Task: Filter the data below, keeping only lines that contain "true".

=====

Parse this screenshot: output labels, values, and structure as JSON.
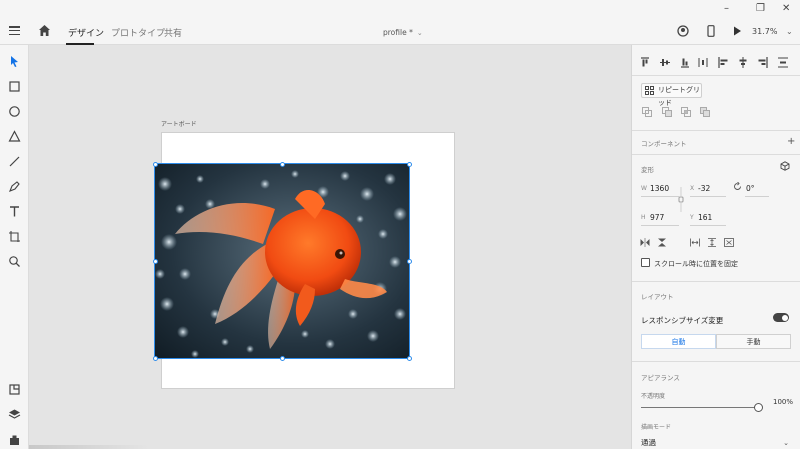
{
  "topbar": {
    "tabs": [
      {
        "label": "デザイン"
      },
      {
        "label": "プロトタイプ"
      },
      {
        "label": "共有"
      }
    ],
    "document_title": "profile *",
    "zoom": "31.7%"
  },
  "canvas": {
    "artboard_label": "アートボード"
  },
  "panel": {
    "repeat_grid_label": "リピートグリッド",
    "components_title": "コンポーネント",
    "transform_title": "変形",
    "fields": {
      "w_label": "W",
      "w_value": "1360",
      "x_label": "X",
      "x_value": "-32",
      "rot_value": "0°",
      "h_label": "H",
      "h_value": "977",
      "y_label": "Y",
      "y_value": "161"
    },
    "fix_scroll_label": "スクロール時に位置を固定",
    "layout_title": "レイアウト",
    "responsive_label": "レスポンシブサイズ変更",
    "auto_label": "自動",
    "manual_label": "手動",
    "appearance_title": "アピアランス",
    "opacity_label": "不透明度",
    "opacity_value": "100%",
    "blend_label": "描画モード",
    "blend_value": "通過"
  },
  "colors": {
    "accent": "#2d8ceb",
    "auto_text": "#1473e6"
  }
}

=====

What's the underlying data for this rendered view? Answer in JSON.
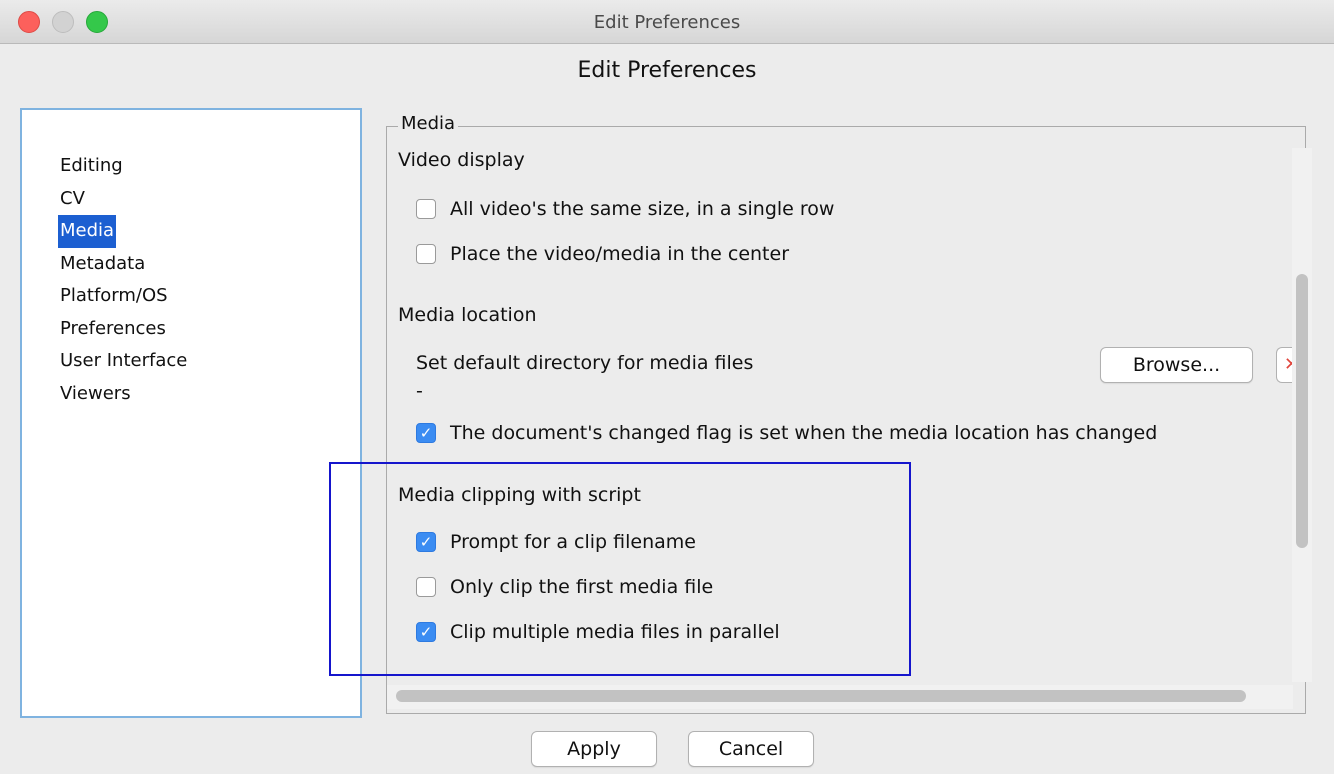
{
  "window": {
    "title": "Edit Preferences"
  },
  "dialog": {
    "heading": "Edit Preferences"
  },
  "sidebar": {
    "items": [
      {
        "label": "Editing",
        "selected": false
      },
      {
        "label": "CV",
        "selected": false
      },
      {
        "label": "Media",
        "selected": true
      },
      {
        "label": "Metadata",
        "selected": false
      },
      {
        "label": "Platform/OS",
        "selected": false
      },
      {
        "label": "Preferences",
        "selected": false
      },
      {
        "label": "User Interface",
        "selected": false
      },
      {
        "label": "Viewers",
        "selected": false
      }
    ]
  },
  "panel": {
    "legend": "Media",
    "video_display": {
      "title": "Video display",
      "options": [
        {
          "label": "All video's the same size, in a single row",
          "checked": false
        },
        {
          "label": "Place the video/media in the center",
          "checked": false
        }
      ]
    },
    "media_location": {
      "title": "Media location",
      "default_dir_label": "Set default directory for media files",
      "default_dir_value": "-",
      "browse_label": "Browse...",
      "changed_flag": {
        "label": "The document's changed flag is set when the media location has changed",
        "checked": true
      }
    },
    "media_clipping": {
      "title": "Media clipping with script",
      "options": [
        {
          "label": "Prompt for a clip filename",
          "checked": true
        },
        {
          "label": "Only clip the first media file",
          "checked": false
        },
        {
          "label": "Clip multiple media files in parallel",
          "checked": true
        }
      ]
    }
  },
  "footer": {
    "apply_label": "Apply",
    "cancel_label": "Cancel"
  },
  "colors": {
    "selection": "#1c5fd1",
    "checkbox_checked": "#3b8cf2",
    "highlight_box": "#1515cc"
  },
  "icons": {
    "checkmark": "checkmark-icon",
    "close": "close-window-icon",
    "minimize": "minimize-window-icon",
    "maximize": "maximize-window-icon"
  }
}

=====

Answer box:
        "selected": true
        "checked": true
          "checked": true
          "checked": true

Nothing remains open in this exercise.